Cancel a job

Sometimes the results of a job are no longer required. For example, a user could change their mind about the area of a tile cache they want to download and want to cancel the job and start over.

Calling AGSJob.progress.cancel on a job immediately changes its status to failed and adds additional information to the job error object. The job completion listener will be called. The error object indicates the error domain and code, which allows you to identify when cancellation has occurred.

The following example shows you how to examine the AGSJob error once the job has failed. In this case the error code NSUserCancelledError would indicate that the job has been terminated by the user.

offlineMapJob.start(statusHandler: {(status) in})
 { (result, error) in
 if let error = error as NSError? {
  if error.domain == NSCocoaErrorDomain && error.code == NSUserCancelledError{
   print("User Cancelled")
  }
  return
 }
 else {
 //process the result
 }
}

Cancelled jobs cannot be restarted, although you can start a new job by re-using the same parameters. Cancelling a job does not necessarily stop any server-side processes, because not all services support cancellation on the server side.

Pause and resume a job

Jobs can be long running operations, so there is no guarantee that they will be completed while the app is running. You can pause a job explicitly using AGSJob.progress.pause. For example when an app is backgrounded and does not have permissions for background operation. Pausing may also be useful if a user wishes to temporarily stop network access for any reason.

Job changed messages will not be received for a paused job. Pausing a job does not stop any server-side processes from executing. While a job is paused, outstanding requests can complete, and therefore it's possible that a resuming a job will result in it having a different state to when it was paused.

You can serialize a job to JSON to persist it if your app is backgrounded, or the process is otherwise terminated. When you deserialize it again, the job will be in the AGSJobStatusPaused state regardless of its state when serialized, and should be restarted to resume listening for completion. The job changed listener can be a good place to update the job JSON for storage by your app.

Serialize the job to JSON with the following code:

if let jobJson = try? self.offlineMapJob.toJSON(){
 //save the JSON to disc or store in NSUserDefaults
}
}

Deserialize the job from JSON then restart the job:

//create the job from JSON
if let offlineMapJob = (try? AGSGenerateOfflineMapJob.fromJSON(jobJSON)) as? AGSGenerateOfflineMapJob{
            
 offlineMapJob.start(statusHandler: { (status) in
  //examine status
 })
 { (result, error) in
  //process the result and errors
 }
}

Loss of network connection

Additionally, jobs using services are designed to handle situations where network connectivity is temporarily lost without needing to be immediately paused. A started job will ignore errors such as network errors for a period of up to 10 minutes. If errors continue for longer, the job will fail and the message will indicate the loss of network connection.
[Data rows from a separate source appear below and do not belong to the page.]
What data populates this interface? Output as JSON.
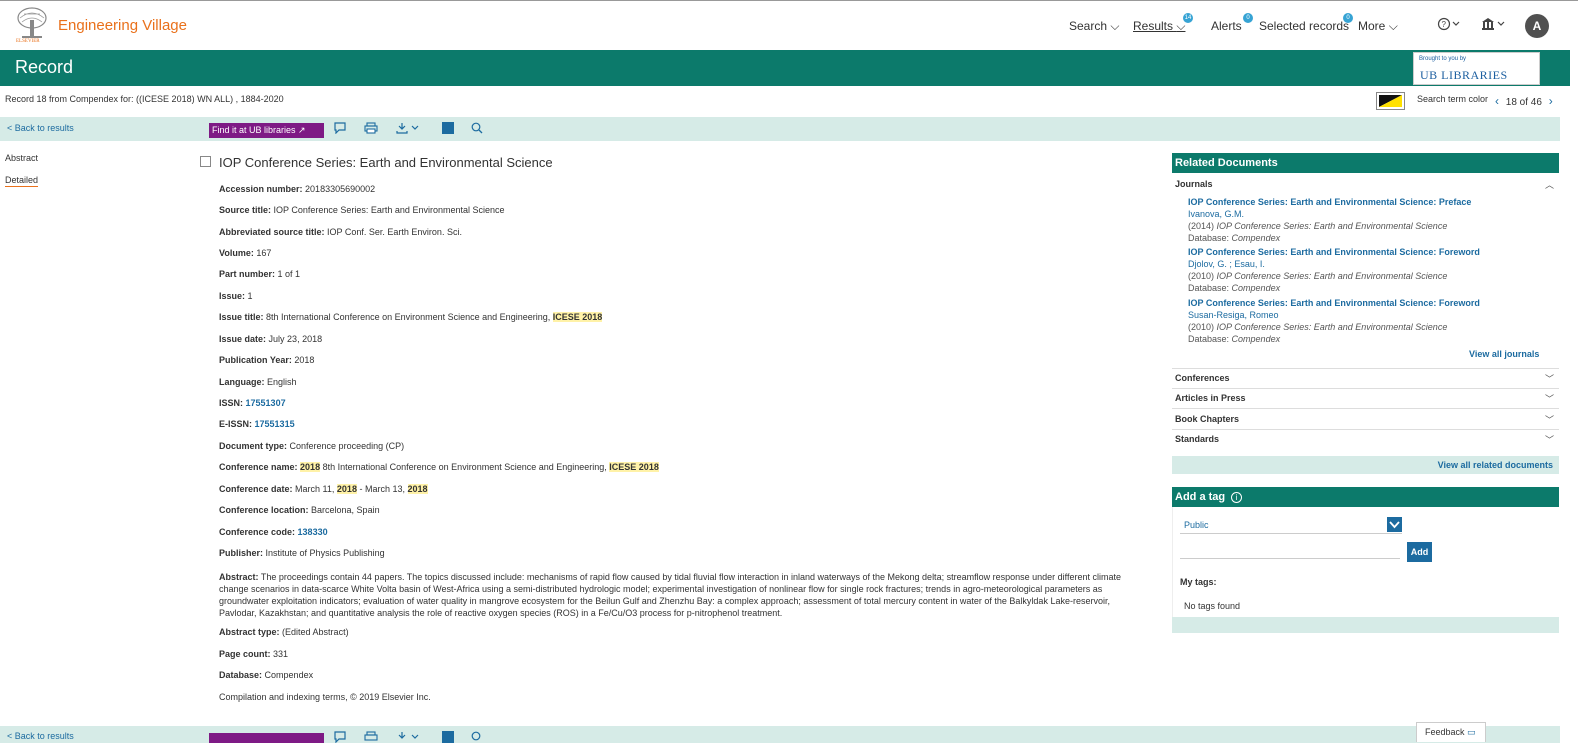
{
  "brand": {
    "name": "Engineering Village",
    "publisher": "ELSEVIER"
  },
  "nav": {
    "search": "Search",
    "results": "Results",
    "results_badge": "14",
    "alerts": "Alerts",
    "alerts_badge": "0",
    "selected": "Selected records",
    "selected_badge": "0",
    "more": "More",
    "avatar": "A"
  },
  "record": {
    "title": "Record",
    "brought_by": "Brought to you by",
    "library": "UB LIBRARIES",
    "info": "Record 18 from Compendex for: ((ICESE 2018) WN ALL) , 1884-2020",
    "search_term_color": "Search term color",
    "pager": "18 of 46"
  },
  "toolbar": {
    "back": "< Back to results",
    "findit": "Find it at UB libraries"
  },
  "leftnav": {
    "abstract": "Abstract",
    "detailed": "Detailed"
  },
  "main": {
    "title": "IOP Conference Series: Earth and Environmental Science",
    "accession_label": "Accession number:",
    "accession": "20183305690002",
    "source_label": "Source title:",
    "source": "IOP Conference Series: Earth and Environmental Science",
    "abbr_label": "Abbreviated source title:",
    "abbr": "IOP Conf. Ser. Earth Environ. Sci.",
    "volume_label": "Volume:",
    "volume": "167",
    "part_label": "Part number:",
    "part": "1 of 1",
    "issue_label": "Issue:",
    "issue": "1",
    "issue_title_label": "Issue title:",
    "issue_title": "8th International Conference on Environment Science and Engineering,",
    "issue_title_hl": "ICESE 2018",
    "issue_date_label": "Issue date:",
    "issue_date": "July 23, 2018",
    "pub_year_label": "Publication Year:",
    "pub_year": "2018",
    "language_label": "Language:",
    "language": "English",
    "issn_label": "ISSN:",
    "issn": "17551307",
    "eissn_label": "E-ISSN:",
    "eissn": "17551315",
    "doctype_label": "Document type:",
    "doctype": "Conference proceeding (CP)",
    "conf_name_label": "Conference name:",
    "conf_name_hl1": "2018",
    "conf_name": "8th International Conference on Environment Science and Engineering,",
    "conf_name_hl2": "ICESE 2018",
    "conf_date_label": "Conference date:",
    "conf_date_a": "March 11,",
    "conf_date_hl1": "2018",
    "conf_date_b": "- March 13,",
    "conf_date_hl2": "2018",
    "conf_loc_label": "Conference location:",
    "conf_loc": "Barcelona, Spain",
    "conf_code_label": "Conference code:",
    "conf_code": "138330",
    "publisher_label": "Publisher:",
    "publisher": "Institute of Physics Publishing",
    "abstract_label": "Abstract:",
    "abstract": "The proceedings contain 44 papers. The topics discussed include: mechanisms of rapid flow caused by tidal fluvial flow interaction in inland waterways of the Mekong delta; streamflow response under different climate change scenarios in data-scarce White Volta basin of West-Africa using a semi-distributed hydrologic model; experimental investigation of nonlinear flow for single rock fractures; trends in agro-meteorological parameters as groundwater exploitation indicators; evaluation of water quality in mangrove ecosystem for the Beilun Gulf and Zhenzhu Bay: a complex approach; assessment of total mercury content in water of the Balkyldak Lake-reservoir, Pavlodar, Kazakhstan; and quantitative analysis the role of reactive oxygen species (ROS) in a Fe/Cu/O3 process for p-nitrophenol treatment.",
    "abstract_type_label": "Abstract type:",
    "abstract_type": "(Edited Abstract)",
    "page_count_label": "Page count:",
    "page_count": "331",
    "database_label": "Database:",
    "database": "Compendex",
    "copyright": "Compilation and indexing terms, © 2019 Elsevier Inc."
  },
  "related": {
    "heading": "Related Documents",
    "journals": "Journals",
    "items": [
      {
        "title": "IOP Conference Series: Earth and Environmental Science: Preface",
        "authors": "Ivanova, G.M.",
        "year": "(2014)",
        "source": "IOP Conference Series: Earth and Environmental Science",
        "db_label": "Database:",
        "db": "Compendex"
      },
      {
        "title": "IOP Conference Series: Earth and Environmental Science: Foreword",
        "authors": "Djolov, G. ; Esau, I.",
        "year": "(2010)",
        "source": "IOP Conference Series: Earth and Environmental Science",
        "db_label": "Database:",
        "db": "Compendex"
      },
      {
        "title": "IOP Conference Series: Earth and Environmental Science: Foreword",
        "authors": "Susan-Resiga, Romeo",
        "year": "(2010)",
        "source": "IOP Conference Series: Earth and Environmental Science",
        "db_label": "Database:",
        "db": "Compendex"
      }
    ],
    "view_all_journals": "View all journals",
    "conferences": "Conferences",
    "articles_in_press": "Articles in Press",
    "book_chapters": "Book Chapters",
    "standards": "Standards",
    "view_all_related": "View all related documents"
  },
  "tags": {
    "heading": "Add a tag",
    "visibility": "Public",
    "add": "Add",
    "my_tags": "My tags:",
    "none": "No tags found"
  },
  "feedback": "Feedback",
  "colors": {
    "teal": "#0c7a6b",
    "orange": "#e9711c",
    "purple": "#7e1a85",
    "link": "#1c6ba0",
    "highlight": "#fff2a8"
  }
}
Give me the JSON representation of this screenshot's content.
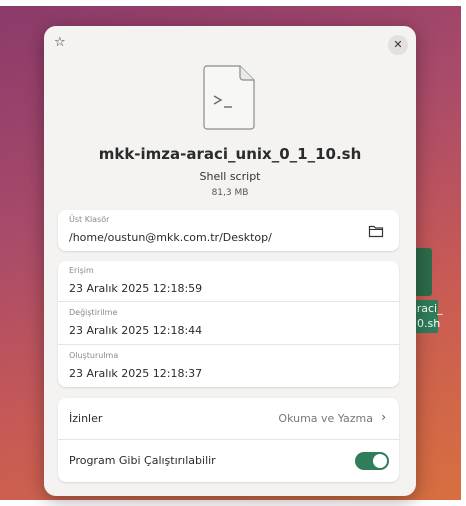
{
  "desktop": {
    "icon_label": "araci_ 10.sh"
  },
  "dialog": {
    "star_glyph": "☆",
    "close_glyph": "✕",
    "file_icon_symbol": "&gt;_",
    "file_name": "mkk-imza-araci_unix_0_1_10.sh",
    "file_type": "Shell script",
    "file_size": "81,3 MB",
    "location": {
      "caption": "Üst Klasör",
      "path": "/home/oustun@mkk.com.tr/Desktop/"
    },
    "times": [
      {
        "caption": "Erişim",
        "value": "23 Aralık 2025 12:18:59"
      },
      {
        "caption": "Değiştirilme",
        "value": "23 Aralık 2025 12:18:44"
      },
      {
        "caption": "Oluşturulma",
        "value": "23 Aralık 2025 12:18:37"
      }
    ],
    "permissions": {
      "label": "İzinler",
      "value": "Okuma ve Yazma",
      "chevron": "›"
    },
    "executable": {
      "label": "Program Gibi Çalıştırılabilir",
      "on": true
    }
  },
  "colors": {
    "accent": "#2f7d5a",
    "dialog_bg": "#f4f3f2",
    "card_bg": "#ffffff"
  }
}
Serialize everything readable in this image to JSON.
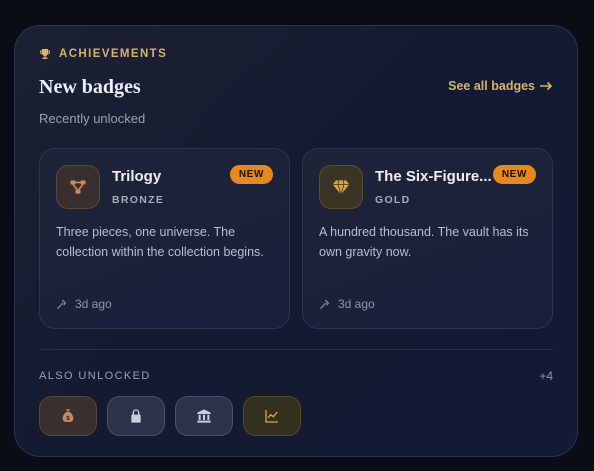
{
  "header": {
    "eyebrow": "ACHIEVEMENTS",
    "eyebrow_icon": "trophy-icon",
    "title": "New badges",
    "subtitle": "Recently unlocked",
    "see_all_label": "See all badges"
  },
  "badges": [
    {
      "name": "Trilogy",
      "tier": "BRONZE",
      "icon": "share-nodes-icon",
      "new_label": "NEW",
      "description": "Three pieces, one universe. The collection within the collection begins.",
      "time": "3d ago"
    },
    {
      "name": "The Six-Figure Vault",
      "name_visible": "The Six-Figure...",
      "tier": "GOLD",
      "icon": "gem-icon",
      "new_label": "NEW",
      "description": "A hundred thousand. The vault has its own gravity now.",
      "time": "3d ago"
    }
  ],
  "also_unlocked": {
    "label": "ALSO UNLOCKED",
    "count": "+4",
    "chips": [
      {
        "icon": "money-bag-icon",
        "tier": "bronze"
      },
      {
        "icon": "lock-icon",
        "tier": "silver"
      },
      {
        "icon": "bank-icon",
        "tier": "silver"
      },
      {
        "icon": "chart-line-icon",
        "tier": "gold"
      }
    ]
  },
  "colors": {
    "accent_gold": "#d7b46a",
    "new_pill": "#e8891c",
    "bronze": "#c88a5e",
    "gold": "#e3a33a",
    "silver": "#c9cfdc"
  }
}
To deal with partially-connected workflows, you can serialize and pause a job when your app detects that network connectivity has been lost for a few minutes to avoid job failure purely due to this lack of network connectivity (as failed jobs cannot be restarted). The job can then be deserialized and resumed when connectivity is reinstated.